A narrative systematic review of randomised controlled trials that compare cannulation techniques for haemodialysis

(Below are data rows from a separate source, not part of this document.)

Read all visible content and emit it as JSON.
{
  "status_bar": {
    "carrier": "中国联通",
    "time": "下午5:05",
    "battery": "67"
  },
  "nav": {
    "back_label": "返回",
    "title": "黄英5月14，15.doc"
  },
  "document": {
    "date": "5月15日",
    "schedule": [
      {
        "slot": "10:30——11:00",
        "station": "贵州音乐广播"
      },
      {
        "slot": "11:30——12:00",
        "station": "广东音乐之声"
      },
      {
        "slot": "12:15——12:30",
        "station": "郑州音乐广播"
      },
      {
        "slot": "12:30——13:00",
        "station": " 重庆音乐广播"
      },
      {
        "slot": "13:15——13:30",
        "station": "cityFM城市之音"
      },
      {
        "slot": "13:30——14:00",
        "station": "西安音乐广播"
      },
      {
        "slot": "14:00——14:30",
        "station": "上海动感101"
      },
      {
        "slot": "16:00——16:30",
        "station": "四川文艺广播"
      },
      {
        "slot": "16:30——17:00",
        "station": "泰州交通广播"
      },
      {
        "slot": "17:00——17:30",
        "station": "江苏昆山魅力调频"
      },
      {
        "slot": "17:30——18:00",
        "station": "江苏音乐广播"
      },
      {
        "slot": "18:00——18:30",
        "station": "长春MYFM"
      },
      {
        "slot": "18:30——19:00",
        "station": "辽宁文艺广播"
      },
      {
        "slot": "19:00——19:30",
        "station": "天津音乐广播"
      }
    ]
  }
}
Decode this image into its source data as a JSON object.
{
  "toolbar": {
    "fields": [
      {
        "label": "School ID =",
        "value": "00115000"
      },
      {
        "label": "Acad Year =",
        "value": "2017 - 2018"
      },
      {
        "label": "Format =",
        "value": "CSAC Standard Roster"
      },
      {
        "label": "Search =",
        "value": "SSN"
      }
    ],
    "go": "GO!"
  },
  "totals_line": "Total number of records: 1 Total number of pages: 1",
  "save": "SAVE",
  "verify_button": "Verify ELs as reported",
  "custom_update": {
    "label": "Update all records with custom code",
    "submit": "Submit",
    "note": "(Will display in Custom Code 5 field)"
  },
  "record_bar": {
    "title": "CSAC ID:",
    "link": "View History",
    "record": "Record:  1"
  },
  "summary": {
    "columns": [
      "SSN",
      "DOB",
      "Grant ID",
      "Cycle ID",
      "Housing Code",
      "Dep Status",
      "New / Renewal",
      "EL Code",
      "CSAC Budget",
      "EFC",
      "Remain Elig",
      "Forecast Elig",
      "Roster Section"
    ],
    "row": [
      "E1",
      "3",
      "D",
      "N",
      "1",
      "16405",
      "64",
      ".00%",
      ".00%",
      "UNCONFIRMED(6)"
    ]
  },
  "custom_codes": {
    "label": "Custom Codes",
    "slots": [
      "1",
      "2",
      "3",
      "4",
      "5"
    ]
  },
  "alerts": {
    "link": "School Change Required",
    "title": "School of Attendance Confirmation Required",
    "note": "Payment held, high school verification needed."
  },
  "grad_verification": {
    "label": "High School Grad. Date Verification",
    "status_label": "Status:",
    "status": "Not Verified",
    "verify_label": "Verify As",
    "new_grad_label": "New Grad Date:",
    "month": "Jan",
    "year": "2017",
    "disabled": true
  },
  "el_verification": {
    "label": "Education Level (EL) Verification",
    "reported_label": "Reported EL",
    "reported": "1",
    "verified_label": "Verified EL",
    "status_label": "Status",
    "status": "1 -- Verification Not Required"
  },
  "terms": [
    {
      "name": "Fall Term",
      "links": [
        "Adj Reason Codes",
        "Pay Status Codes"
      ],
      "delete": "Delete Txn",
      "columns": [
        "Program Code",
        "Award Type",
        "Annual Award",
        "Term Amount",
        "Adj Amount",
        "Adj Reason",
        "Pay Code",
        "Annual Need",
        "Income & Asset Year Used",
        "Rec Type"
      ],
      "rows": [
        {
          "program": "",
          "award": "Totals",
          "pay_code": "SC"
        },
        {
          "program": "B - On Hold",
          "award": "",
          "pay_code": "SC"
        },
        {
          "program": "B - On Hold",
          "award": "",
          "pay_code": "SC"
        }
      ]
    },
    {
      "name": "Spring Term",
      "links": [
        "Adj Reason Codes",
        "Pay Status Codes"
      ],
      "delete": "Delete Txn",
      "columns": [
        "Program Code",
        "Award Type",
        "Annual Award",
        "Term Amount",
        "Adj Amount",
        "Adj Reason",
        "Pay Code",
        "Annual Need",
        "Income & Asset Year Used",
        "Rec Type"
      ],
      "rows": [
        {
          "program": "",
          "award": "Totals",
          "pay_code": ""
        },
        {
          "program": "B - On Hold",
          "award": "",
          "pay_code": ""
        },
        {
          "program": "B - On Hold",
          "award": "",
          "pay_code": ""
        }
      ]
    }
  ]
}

Background: Cannulation of arteriovenous access for haemodialysis affects longevity of the access, associates with complications and affects patients’ experiences of haemodialysis. Buttonhole and rope ladder techniques were developed to reduce complications. However, studies that compare these two techniques report disparate results. This systematic review performs an in-depth exploration of RCTs, with a specific focus on cannulation as a complex intervention. Methods: A PICO question and protocol was developed as per PRISMA-P guidance and registered on PROSPERO (CRD42018094656 https://www.crd.york.ac.uk/prospero/display_record.php?RecordID=112895). The systematic review included any RCT performed on adult patients with end-stage kidney disease undergoing cannulation of arteriovenous fistulae or grafts for in-centre haemodialysis, as performed by healthcare staff. Assessment of quality of RCTs and data extraction were performed by two co-authors independently. Data were extracted on the study design, intervention and comparator and outcomes, including patency, infection and patients’ experiences. Results: The literature search identified 241 records. Ten records met inclusion criteria, which described five different RCTs that compared buttonhole to either rope ladder or usual practice. Results were disparate, with patency and infection results varying. Pain Visual Analogue scores were the only measure used to capture patients’ experiences and results were inconclusive. All RCTs had differences and limitations in study design that could explain the disparity in results. Conclusion: Current evidence does not allow definitive conclusions as to whether buttonhole or rope ladder needling technique is superior. Future RCTs should describe interventions and comparators with adequate detail, embed process evaluation, use standardised outcome measures and build on feasibility studies to produce definitive results.
- Specialist Medicine